**Task instructions**
Copy the data precisely, keeping every character.

---------------

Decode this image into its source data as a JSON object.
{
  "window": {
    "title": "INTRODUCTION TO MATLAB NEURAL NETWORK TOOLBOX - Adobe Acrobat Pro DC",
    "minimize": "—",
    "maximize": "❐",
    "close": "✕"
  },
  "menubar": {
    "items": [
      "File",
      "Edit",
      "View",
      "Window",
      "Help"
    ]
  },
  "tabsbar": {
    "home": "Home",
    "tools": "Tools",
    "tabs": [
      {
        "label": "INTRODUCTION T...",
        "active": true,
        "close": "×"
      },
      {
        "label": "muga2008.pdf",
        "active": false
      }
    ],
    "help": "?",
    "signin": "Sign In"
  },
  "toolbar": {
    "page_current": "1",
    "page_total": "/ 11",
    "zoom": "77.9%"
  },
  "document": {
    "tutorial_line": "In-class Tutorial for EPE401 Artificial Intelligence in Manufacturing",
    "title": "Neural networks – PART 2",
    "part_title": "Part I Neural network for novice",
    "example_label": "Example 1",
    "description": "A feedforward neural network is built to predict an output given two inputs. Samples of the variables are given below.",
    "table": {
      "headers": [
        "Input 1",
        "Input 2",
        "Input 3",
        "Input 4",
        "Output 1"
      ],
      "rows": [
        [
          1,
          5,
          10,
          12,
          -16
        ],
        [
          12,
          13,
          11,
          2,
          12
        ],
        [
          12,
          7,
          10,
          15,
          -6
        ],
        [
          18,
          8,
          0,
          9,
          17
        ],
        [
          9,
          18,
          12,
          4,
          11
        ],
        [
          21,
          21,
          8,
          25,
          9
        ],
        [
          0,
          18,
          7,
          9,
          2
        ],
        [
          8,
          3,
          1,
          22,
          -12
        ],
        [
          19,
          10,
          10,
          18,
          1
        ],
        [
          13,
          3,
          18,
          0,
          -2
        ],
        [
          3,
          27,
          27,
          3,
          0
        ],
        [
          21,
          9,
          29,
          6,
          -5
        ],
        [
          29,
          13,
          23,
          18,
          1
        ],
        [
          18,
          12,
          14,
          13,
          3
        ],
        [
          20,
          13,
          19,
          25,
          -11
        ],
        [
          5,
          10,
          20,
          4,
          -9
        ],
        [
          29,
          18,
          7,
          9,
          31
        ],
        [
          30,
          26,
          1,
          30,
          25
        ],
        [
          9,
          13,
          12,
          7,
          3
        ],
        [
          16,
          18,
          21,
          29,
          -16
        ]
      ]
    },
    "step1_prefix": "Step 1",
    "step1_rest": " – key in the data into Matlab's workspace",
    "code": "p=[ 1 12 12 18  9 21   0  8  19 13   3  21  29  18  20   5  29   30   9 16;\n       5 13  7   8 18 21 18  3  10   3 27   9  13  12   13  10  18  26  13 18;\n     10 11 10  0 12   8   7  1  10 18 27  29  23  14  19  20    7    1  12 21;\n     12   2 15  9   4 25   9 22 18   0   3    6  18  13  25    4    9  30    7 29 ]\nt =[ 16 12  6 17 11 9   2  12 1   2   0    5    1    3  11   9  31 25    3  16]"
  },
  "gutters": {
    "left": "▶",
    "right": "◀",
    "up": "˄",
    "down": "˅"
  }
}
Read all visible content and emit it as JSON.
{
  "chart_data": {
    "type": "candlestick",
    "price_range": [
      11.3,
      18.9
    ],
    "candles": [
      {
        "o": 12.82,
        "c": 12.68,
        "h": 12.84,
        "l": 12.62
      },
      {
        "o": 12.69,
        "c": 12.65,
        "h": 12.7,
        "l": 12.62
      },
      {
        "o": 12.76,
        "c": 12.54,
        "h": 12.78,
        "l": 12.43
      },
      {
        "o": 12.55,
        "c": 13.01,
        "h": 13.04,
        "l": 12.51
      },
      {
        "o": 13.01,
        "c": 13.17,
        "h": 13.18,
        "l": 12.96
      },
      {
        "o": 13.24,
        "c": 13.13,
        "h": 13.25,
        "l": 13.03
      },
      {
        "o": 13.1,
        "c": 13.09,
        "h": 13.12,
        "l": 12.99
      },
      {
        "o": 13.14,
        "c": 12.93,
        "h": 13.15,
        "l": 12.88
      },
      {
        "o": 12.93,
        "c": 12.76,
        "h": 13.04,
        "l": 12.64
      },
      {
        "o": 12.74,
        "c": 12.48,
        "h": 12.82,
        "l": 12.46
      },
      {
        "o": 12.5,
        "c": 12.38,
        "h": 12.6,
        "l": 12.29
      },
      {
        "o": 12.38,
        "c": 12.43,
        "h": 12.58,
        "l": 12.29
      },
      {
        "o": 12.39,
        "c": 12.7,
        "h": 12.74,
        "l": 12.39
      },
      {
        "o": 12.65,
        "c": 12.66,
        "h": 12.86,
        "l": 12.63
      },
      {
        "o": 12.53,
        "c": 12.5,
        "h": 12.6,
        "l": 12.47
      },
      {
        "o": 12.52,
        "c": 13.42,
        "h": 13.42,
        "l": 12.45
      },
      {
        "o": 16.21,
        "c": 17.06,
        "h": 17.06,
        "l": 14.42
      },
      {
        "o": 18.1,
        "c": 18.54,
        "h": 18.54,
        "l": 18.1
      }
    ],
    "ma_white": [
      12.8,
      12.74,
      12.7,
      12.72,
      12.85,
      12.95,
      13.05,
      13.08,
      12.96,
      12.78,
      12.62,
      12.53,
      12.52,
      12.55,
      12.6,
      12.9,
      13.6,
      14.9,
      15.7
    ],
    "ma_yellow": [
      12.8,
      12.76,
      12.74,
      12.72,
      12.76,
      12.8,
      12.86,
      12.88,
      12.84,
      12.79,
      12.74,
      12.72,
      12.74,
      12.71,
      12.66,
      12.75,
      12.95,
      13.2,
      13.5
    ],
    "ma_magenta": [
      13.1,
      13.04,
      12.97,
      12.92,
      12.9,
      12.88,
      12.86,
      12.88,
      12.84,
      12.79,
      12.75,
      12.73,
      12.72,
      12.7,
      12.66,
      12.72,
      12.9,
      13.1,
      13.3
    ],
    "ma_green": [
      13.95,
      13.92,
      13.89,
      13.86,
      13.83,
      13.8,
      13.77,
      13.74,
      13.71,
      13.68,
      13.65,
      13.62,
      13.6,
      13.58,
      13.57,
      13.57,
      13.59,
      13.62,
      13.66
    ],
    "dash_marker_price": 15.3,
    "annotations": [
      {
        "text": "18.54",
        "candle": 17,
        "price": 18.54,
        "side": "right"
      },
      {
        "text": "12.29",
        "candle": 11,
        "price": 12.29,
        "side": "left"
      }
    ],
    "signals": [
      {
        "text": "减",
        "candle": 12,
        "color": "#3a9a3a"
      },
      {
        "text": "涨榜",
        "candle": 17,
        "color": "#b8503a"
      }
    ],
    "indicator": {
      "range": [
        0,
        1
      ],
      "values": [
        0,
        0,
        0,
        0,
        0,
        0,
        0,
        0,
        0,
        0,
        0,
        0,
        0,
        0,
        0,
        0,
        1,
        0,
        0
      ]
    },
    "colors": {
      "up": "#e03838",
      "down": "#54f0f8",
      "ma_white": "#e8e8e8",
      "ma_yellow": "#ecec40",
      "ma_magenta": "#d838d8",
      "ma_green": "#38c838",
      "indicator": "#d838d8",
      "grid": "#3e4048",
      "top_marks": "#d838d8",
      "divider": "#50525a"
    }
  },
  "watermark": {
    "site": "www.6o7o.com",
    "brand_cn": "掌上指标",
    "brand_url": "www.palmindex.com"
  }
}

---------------

**Result**
Decode this image into its source data as a JSON object.
{
  "window": {
    "title": "INTRODUCTION TO MATLAB NEURAL NETWORK TOOLBOX - Adobe Acrobat Pro DC",
    "minimize": "—",
    "maximize": "❐",
    "close": "✕"
  },
  "menubar": {
    "items": [
      "File",
      "Edit",
      "View",
      "Window",
      "Help"
    ]
  },
  "tabsbar": {
    "home": "Home",
    "tools": "Tools",
    "tabs": [
      {
        "label": "INTRODUCTION T...",
        "active": true,
        "close": "×"
      },
      {
        "label": "muga2008.pdf",
        "active": false
      }
    ],
    "help": "?",
    "signin": "Sign In"
  },
  "toolbar": {
    "page_current": "1",
    "page_total": "/ 11",
    "zoom": "77.9%"
  },
  "document": {
    "tutorial_line": "In-class Tutorial for EPE401 Artificial Intelligence in Manufacturing",
    "title": "Neural networks – PART 2",
    "part_title": "Part I Neural network for novice",
    "example_label": "Example 1",
    "description": "A feedforward neural network is built to predict an output given two inputs. Samples of the variables are given below.",
    "table": {
      "headers": [
        "Input 1",
        "Input 2",
        "Input 3",
        "Input 4",
        "Output 1"
      ],
      "rows": [
        [
          1,
          5,
          10,
          12,
          -16
        ],
        [
          12,
          13,
          11,
          2,
          12
        ],
        [
          12,
          7,
          10,
          15,
          -6
        ],
        [
          18,
          8,
          0,
          9,
          17
        ],
        [
          9,
          18,
          12,
          4,
          11
        ],
        [
          21,
          21,
          8,
          25,
          9
        ],
        [
          0,
          18,
          7,
          9,
          2
        ],
        [
          8,
          3,
          1,
          22,
          -12
        ],
        [
          19,
          10,
          10,
          18,
          1
        ],
        [
          13,
          3,
          18,
          0,
          -2
        ],
        [
          3,
          27,
          27,
          3,
          0
        ],
        [
          21,
          9,
          29,
          6,
          -5
        ],
        [
          29,
          13,
          23,
          18,
          1
        ],
        [
          18,
          12,
          14,
          13,
          3
        ],
        [
          20,
          13,
          19,
          25,
          -11
        ],
        [
          5,
          10,
          20,
          4,
          -9
        ],
        [
          29,
          18,
          7,
          9,
          31
        ],
        [
          30,
          26,
          1,
          30,
          25
        ],
        [
          9,
          13,
          12,
          7,
          3
        ],
        [
          16,
          18,
          21,
          29,
          -16
        ]
      ]
    },
    "step1_prefix": "Step 1",
    "step1_rest": " – key in the data into Matlab's workspace",
    "code": "p=[ 1 12 12 18  9 21   0  8  19 13   3  21  29  18  20   5  29   30   9 16;\n       5 13  7   8 18 21 18  3  10   3 27   9  13  12   13  10  18  26  13 18;\n     10 11 10  0 12   8   7  1  10 18 27  29  23  14  19  20    7    1  12 21;\n     12   2 15  9   4 25   9 22 18   0   3    6  18  13  25    4    9  30    7 29 ]\nt =[ 16 12  6 17 11 9   2  12 1   2   0    5    1    3  11   9  31 25    3  16]"
  },
  "gutters": {
    "left": "▶",
    "right": "◀",
    "up": "˄",
    "down": "˅"
  }
}
Read all visible content and emit it as JSON.
{
  "chart_data": {
    "type": "candlestick",
    "price_range": [
      11.3,
      18.9
    ],
    "candles": [
      {
        "o": 12.82,
        "c": 12.68,
        "h": 12.84,
        "l": 12.62
      },
      {
        "o": 12.69,
        "c": 12.65,
        "h": 12.7,
        "l": 12.62
      },
      {
        "o": 12.76,
        "c": 12.54,
        "h": 12.78,
        "l": 12.43
      },
      {
        "o": 12.55,
        "c": 13.01,
        "h": 13.04,
        "l": 12.51
      },
      {
        "o": 13.01,
        "c": 13.17,
        "h": 13.18,
        "l": 12.96
      },
      {
        "o": 13.24,
        "c": 13.13,
        "h": 13.25,
        "l": 13.03
      },
      {
        "o": 13.1,
        "c": 13.09,
        "h": 13.12,
        "l": 12.99
      },
      {
        "o": 13.14,
        "c": 12.93,
        "h": 13.15,
        "l": 12.88
      },
      {
        "o": 12.93,
        "c": 12.76,
        "h": 13.04,
        "l": 12.64
      },
      {
        "o": 12.74,
        "c": 12.48,
        "h": 12.82,
        "l": 12.46
      },
      {
        "o": 12.5,
        "c": 12.38,
        "h": 12.6,
        "l": 12.29
      },
      {
        "o": 12.38,
        "c": 12.43,
        "h": 12.58,
        "l": 12.29
      },
      {
        "o": 12.39,
        "c": 12.7,
        "h": 12.74,
        "l": 12.39
      },
      {
        "o": 12.65,
        "c": 12.66,
        "h": 12.86,
        "l": 12.63
      },
      {
        "o": 12.53,
        "c": 12.5,
        "h": 12.6,
        "l": 12.47
      },
      {
        "o": 12.52,
        "c": 13.42,
        "h": 13.42,
        "l": 12.45
      },
      {
        "o": 16.21,
        "c": 17.06,
        "h": 17.06,
        "l": 14.42
      },
      {
        "o": 18.1,
        "c": 18.54,
        "h": 18.54,
        "l": 18.1
      }
    ],
    "ma_white": [
      12.8,
      12.74,
      12.7,
      12.72,
      12.85,
      12.95,
      13.05,
      13.08,
      12.96,
      12.78,
      12.62,
      12.53,
      12.52,
      12.55,
      12.6,
      12.9,
      13.6,
      14.9,
      15.7
    ],
    "ma_yellow": [
      12.8,
      12.76,
      12.74,
      12.72,
      12.76,
      12.8,
      12.86,
      12.88,
      12.84,
      12.79,
      12.74,
      12.72,
      12.74,
      12.71,
      12.66,
      12.75,
      12.95,
      13.2,
      13.5
    ],
    "ma_magenta": [
      13.1,
      13.04,
      12.97,
      12.92,
      12.9,
      12.88,
      12.86,
      12.88,
      12.84,
      12.79,
      12.75,
      12.73,
      12.72,
      12.7,
      12.66,
      12.72,
      12.9,
      13.1,
      13.3
    ],
    "ma_green": [
      13.95,
      13.92,
      13.89,
      13.86,
      13.83,
      13.8,
      13.77,
      13.74,
      13.71,
      13.68,
      13.65,
      13.62,
      13.6,
      13.58,
      13.57,
      13.57,
      13.59,
      13.62,
      13.66
    ],
    "dash_marker_price": 15.3,
    "annotations": [
      {
        "text": "18.54",
        "candle": 17,
        "price": 18.54,
        "side": "right"
      },
      {
        "text": "12.29",
        "candle": 11,
        "price": 12.29,
        "side": "left"
      }
    ],
    "signals": [
      {
        "text": "减",
        "candle": 12,
        "color": "#3a9a3a"
      },
      {
        "text": "涨榜",
        "candle": 17,
        "color": "#b8503a"
      }
    ],
    "indicator": {
      "range": [
        0,
        1
      ],
      "values": [
        0,
        0,
        0,
        0,
        0,
        0,
        0,
        0,
        0,
        0,
        0,
        0,
        0,
        0,
        0,
        0,
        1,
        0,
        0
      ]
    },
    "colors": {
      "up": "#e03838",
      "down": "#54f0f8",
      "ma_white": "#e8e8e8",
      "ma_yellow": "#ecec40",
      "ma_magenta": "#d838d8",
      "ma_green": "#38c838",
      "indicator": "#d838d8",
      "grid": "#3e4048",
      "top_marks": "#d838d8",
      "divider": "#50525a"
    }
  },
  "watermark": {
    "site": "www.6o7o.com",
    "brand_cn": "掌上指标",
    "brand_url": "www.palmindex.com"
  }
}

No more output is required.